The grapes for this wine were planted in 1998. Merry Edwards purchased a 24-acre site of abandoned apple orchards and converted it to Pinot Noir vines. This is now their flagship wine. A true California Pinot. No Willamette or Burgundian style here! This wine is big and bodacious. Dark, bold fruit plus cola notes, signature of California Pinot Noir. This is a big boy. You’ll need to wear a seatbelt for this ride. Sometimes it’s fun to enjoy something that is so far from the “norm” or what you know, and that’s how I’d define this Pinot Noir.
This Theopolis estate-grown Petite Sirah is full-bodied and fruit-forward, plus with a hefty dose of tannins…..so be sure to enjoy some food with this bad boy. A full spectrum of aromas and flavors including red fruit, black fruit, pepper, toasted oak, and chocolate/cocoa. Something for everyone! What I also love about this wine is the story behind the wine. Theodora Lee is a Bay Area-based trial lawyer and partner who bought land a few years back and planted Petite Sirah, though she had never tasted it! The goal was to get back to her Texas farming/agricultural roots. She sold the grapes and one year a big contract fell through and she was looking at a whole lot of Petite Sirah with nowhere to go. Long story short, she made some wine, and the rest, as they say, is history. Now, this Petite Sirah is her signature wine.

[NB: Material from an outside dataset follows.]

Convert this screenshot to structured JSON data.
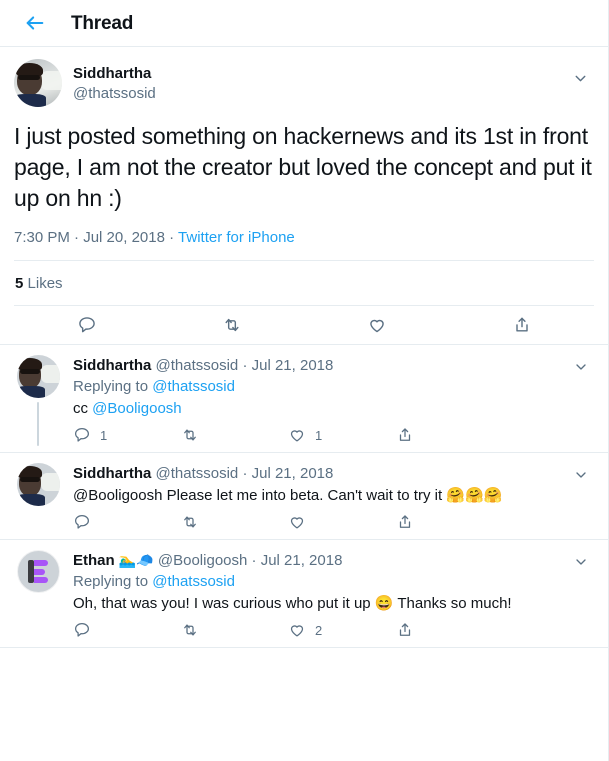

When it comes to wine brands, not all big ones are bad. It’s trendy to say that all big is bad, but that’s just not the case. The big boys have the resources to innovate and make meaningful change in the industry. Kenwood produces 300,000 cases per year and the brand has wide distribution (which means you can find their wines in a lot of different retail stores, including grocery stores and chains). They’re big, BUT they do make honest, regional wine. For over 40 years, Kenwood Vineyards has had the unique opportunity to be the exclusive producer of wines from the historic vineyards of the Jack London Ranch in Sonoma. The ranch is the former home of famed American author, Jack London. This is one of their smaller production wines. You might ask, why dry farm? They see more vintage variation with dry farming, which allows the grapes and the terroir to shine. It’s not about creating a signature style year after year with this wine. It’s about variations and distinctions. This is a textured/full-bodied wine with aromas of black currant, dried bay leaf, and black pepper. Also, MAJOR pyrazines here (aromas of green bell pepper or jalapeño), which I love. Personally, I don’t consider pyrazines to be a bad thing. Really strong, grippy tannins as well. All structural elements are very well-integrated and I’d consider this to be a VERY age-worthy wine. Wapping up with a persistent finish full of dark brambly black fruit.
I’d consider this to be a benchmark Napa Cabernet Sauvignon. Benchmark because it showcases all the things you’d expect to find in a Napa Cab, but in a balanced and elegant way that can be an example to other producers. The Teachworth’s lost their entire library to the Glass Fire, and the owners actually lost their home, but they are persisting. This wine is aged 24 months in new French oak. A deep, inky Cabernet Sauvignon color with aromas of ripe, dark black brambly fruit plus tobacco. A persistent and strong deep berry finish on the back palate. Only 200 cases produced.
Not all Port is sweet red wine! Tawny Port is a lighter style than Ruby Port. It is generally a lighter color (it can be pink or brown in color). What I love about Tawny Port is that it’s more about tertiary notes versus just sweet fruit. This Dow’s 10yo has a gorgeous tawny/light brown color with red fruit notes still present (cherries). But the main event here is the nuttiness (almonds and toffee) plus vanilla notes. This wine will pair with any cinnamon-based dessert.